Copy each line below in which the string "true" occurs.
***** Records *****
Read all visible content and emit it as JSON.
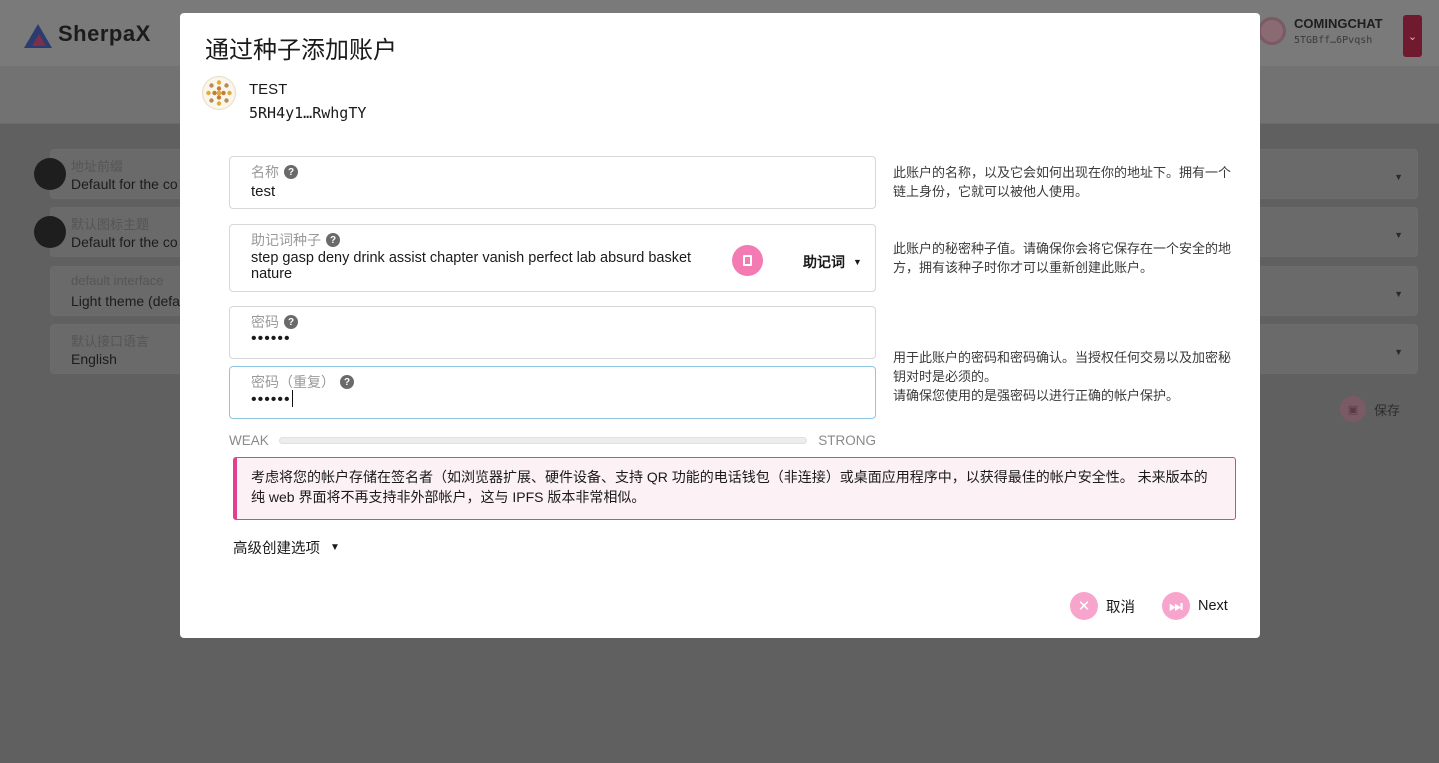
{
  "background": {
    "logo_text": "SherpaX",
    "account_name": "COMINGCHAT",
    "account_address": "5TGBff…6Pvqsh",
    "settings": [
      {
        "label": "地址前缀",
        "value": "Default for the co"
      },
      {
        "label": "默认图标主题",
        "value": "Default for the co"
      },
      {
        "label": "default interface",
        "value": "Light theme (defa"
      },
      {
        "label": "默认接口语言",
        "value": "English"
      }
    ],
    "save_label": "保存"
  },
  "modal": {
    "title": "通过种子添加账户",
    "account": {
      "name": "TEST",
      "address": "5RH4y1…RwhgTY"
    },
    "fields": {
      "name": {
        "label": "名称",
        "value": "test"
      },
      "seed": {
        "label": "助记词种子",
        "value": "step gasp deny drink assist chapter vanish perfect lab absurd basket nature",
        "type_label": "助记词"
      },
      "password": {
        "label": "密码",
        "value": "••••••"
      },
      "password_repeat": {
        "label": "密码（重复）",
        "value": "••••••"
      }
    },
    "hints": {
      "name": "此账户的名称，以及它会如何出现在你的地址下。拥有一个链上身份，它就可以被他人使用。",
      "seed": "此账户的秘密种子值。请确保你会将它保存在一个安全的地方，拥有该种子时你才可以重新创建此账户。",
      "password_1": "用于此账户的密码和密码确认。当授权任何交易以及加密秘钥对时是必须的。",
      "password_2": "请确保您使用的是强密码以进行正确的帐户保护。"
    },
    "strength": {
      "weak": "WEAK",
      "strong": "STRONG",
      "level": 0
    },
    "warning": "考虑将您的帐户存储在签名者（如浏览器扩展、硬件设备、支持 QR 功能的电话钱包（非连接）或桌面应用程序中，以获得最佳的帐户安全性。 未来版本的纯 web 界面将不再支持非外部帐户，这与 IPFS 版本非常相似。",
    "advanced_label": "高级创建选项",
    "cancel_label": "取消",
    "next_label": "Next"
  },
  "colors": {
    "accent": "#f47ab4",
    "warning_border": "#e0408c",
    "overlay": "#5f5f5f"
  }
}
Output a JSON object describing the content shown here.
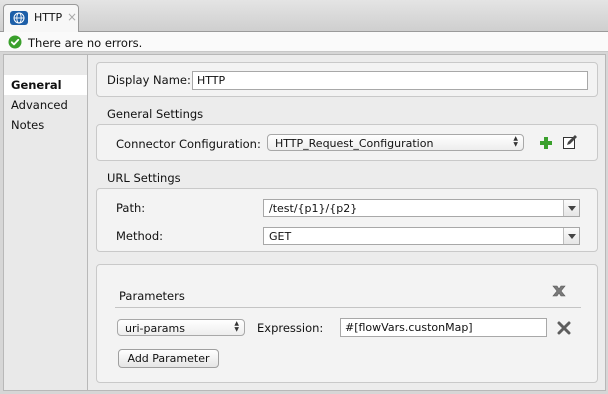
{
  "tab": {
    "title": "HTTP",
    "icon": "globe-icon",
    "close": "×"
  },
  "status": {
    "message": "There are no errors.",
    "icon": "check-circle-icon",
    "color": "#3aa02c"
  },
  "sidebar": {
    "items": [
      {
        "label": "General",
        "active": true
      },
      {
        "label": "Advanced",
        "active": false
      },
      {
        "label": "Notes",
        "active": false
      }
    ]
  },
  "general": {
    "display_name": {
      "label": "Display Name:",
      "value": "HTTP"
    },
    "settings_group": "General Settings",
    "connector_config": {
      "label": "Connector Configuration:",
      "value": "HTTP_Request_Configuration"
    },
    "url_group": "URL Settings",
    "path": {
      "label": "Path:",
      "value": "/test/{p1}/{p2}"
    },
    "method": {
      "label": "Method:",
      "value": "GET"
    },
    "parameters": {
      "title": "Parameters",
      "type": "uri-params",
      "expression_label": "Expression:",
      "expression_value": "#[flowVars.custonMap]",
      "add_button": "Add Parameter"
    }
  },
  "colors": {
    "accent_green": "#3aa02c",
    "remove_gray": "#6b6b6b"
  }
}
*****
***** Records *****
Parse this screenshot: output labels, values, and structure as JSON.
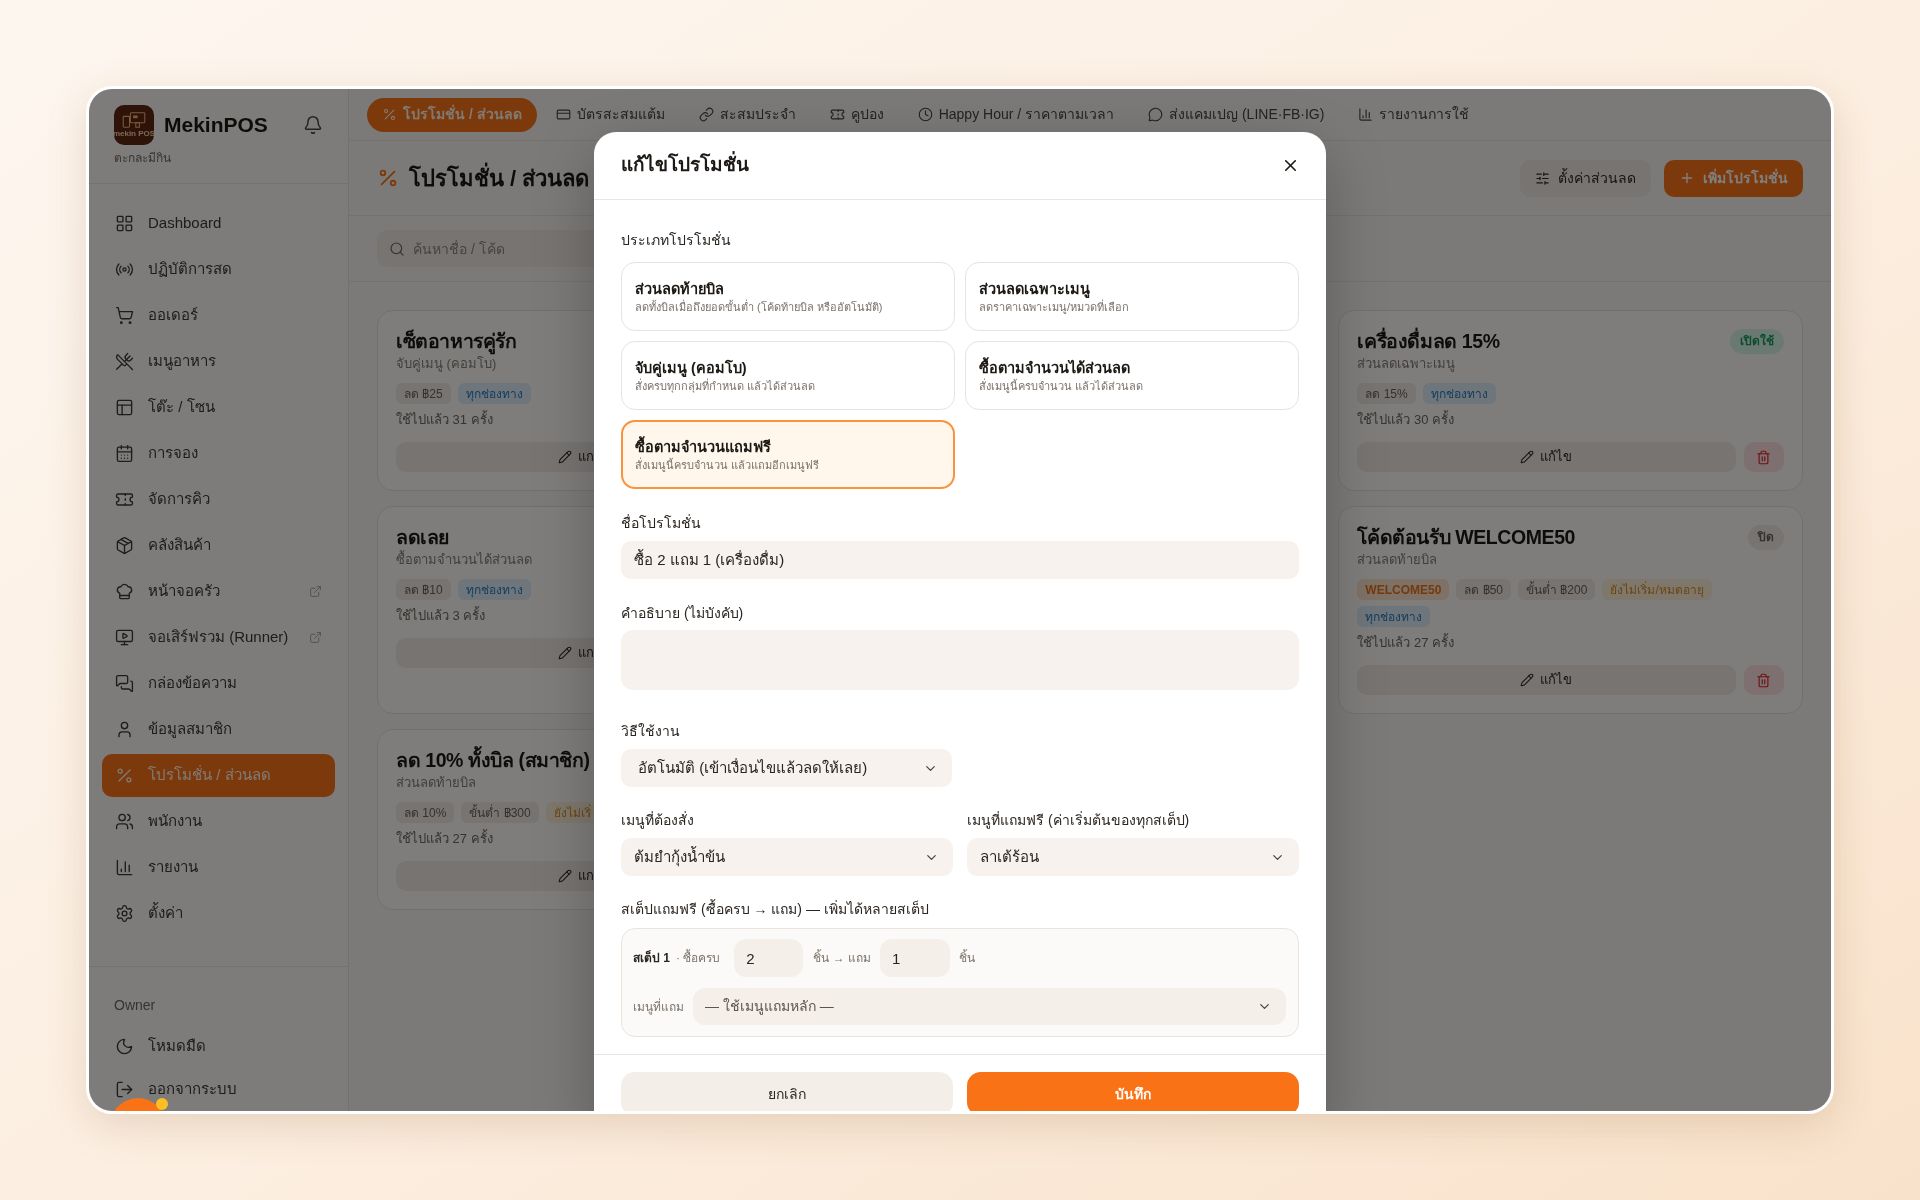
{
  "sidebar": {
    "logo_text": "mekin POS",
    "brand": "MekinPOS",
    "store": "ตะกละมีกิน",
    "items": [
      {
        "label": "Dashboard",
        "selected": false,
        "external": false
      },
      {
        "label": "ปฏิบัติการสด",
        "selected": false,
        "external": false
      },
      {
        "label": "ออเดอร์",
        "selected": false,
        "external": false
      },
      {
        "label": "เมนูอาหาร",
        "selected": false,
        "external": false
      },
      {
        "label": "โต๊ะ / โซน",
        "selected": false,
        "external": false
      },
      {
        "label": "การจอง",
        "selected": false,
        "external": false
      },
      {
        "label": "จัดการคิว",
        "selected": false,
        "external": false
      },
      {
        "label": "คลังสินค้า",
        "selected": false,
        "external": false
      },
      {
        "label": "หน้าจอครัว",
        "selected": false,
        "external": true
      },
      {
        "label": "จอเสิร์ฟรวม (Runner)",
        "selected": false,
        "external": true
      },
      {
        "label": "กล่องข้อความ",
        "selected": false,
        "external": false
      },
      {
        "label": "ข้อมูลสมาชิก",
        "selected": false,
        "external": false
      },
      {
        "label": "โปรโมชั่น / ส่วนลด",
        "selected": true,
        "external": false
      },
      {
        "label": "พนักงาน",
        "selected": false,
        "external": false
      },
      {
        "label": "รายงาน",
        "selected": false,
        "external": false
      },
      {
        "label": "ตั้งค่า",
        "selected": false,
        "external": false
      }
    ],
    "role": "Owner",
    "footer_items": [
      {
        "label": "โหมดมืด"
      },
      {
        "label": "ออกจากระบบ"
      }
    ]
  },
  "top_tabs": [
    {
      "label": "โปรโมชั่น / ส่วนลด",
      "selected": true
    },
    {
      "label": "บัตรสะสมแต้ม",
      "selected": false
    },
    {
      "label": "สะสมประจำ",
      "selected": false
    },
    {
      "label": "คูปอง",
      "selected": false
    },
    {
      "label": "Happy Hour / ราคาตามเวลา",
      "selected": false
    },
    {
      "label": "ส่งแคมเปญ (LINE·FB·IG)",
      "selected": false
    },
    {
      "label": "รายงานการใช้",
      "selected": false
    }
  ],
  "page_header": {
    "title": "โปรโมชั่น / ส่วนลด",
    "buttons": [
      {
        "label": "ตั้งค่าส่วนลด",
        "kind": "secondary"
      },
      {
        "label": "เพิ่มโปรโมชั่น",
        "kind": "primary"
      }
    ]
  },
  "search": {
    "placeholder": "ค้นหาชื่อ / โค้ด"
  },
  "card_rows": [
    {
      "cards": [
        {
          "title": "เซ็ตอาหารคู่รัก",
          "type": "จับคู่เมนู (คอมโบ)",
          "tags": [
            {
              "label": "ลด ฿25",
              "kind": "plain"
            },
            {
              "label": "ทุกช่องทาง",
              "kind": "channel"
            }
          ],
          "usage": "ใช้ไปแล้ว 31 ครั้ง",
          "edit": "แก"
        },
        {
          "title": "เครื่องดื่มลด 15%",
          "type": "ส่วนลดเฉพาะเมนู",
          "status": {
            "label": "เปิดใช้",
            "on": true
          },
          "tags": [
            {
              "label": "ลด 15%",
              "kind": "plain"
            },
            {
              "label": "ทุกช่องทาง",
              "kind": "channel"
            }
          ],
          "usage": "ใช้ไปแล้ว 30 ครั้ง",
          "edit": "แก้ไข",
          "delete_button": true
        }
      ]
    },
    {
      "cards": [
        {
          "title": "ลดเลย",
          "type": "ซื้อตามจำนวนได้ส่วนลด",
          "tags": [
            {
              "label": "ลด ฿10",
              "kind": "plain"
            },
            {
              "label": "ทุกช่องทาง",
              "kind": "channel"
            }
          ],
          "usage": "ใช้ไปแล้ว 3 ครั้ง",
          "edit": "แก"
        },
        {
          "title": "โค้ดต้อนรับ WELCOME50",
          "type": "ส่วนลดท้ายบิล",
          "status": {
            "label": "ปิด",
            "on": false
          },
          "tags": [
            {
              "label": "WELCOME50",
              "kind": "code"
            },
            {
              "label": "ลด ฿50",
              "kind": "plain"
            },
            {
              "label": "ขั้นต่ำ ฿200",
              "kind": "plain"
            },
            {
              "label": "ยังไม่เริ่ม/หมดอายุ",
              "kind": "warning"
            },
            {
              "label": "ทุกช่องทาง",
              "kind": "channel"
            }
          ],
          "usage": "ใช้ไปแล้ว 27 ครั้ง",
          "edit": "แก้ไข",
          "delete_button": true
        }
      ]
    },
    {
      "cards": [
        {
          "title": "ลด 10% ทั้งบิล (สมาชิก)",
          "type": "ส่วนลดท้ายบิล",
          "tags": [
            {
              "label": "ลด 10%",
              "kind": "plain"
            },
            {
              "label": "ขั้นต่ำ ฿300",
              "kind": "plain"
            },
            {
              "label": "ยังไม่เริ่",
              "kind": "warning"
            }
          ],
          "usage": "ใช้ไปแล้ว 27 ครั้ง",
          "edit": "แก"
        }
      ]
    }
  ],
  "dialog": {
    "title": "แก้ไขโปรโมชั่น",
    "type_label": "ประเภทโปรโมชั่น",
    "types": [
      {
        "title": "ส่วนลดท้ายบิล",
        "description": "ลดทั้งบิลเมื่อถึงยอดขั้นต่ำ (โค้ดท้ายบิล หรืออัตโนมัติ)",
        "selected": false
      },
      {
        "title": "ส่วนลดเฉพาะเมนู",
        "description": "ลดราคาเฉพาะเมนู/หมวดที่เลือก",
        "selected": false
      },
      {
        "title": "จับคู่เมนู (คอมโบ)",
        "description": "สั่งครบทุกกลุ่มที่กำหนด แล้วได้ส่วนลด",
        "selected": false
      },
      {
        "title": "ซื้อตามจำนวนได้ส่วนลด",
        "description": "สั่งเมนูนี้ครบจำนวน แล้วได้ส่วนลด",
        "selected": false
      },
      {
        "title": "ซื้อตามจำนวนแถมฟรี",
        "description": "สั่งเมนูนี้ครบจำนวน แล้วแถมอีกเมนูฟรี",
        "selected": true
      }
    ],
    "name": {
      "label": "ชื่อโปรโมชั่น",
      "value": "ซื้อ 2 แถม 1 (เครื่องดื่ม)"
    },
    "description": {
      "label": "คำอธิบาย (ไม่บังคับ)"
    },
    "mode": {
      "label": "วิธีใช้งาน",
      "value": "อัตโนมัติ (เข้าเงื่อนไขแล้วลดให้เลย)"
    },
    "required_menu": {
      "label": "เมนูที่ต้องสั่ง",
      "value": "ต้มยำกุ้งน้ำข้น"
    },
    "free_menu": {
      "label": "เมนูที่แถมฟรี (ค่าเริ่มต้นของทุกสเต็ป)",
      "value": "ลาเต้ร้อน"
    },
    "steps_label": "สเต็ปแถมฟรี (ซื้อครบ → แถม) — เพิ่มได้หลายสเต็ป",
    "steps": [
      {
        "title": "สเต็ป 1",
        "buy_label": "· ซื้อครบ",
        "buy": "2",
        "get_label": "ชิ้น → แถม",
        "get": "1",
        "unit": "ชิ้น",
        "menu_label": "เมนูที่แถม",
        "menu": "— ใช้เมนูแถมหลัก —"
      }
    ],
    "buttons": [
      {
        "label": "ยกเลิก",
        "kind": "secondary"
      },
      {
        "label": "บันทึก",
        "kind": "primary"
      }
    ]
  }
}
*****
Answer below:
        "active": true
        "external": true
        "external": true
        "selected": true,
      "selected": true
            "on": true
          "delete_button": true
          "delete_button": true
        "selected": true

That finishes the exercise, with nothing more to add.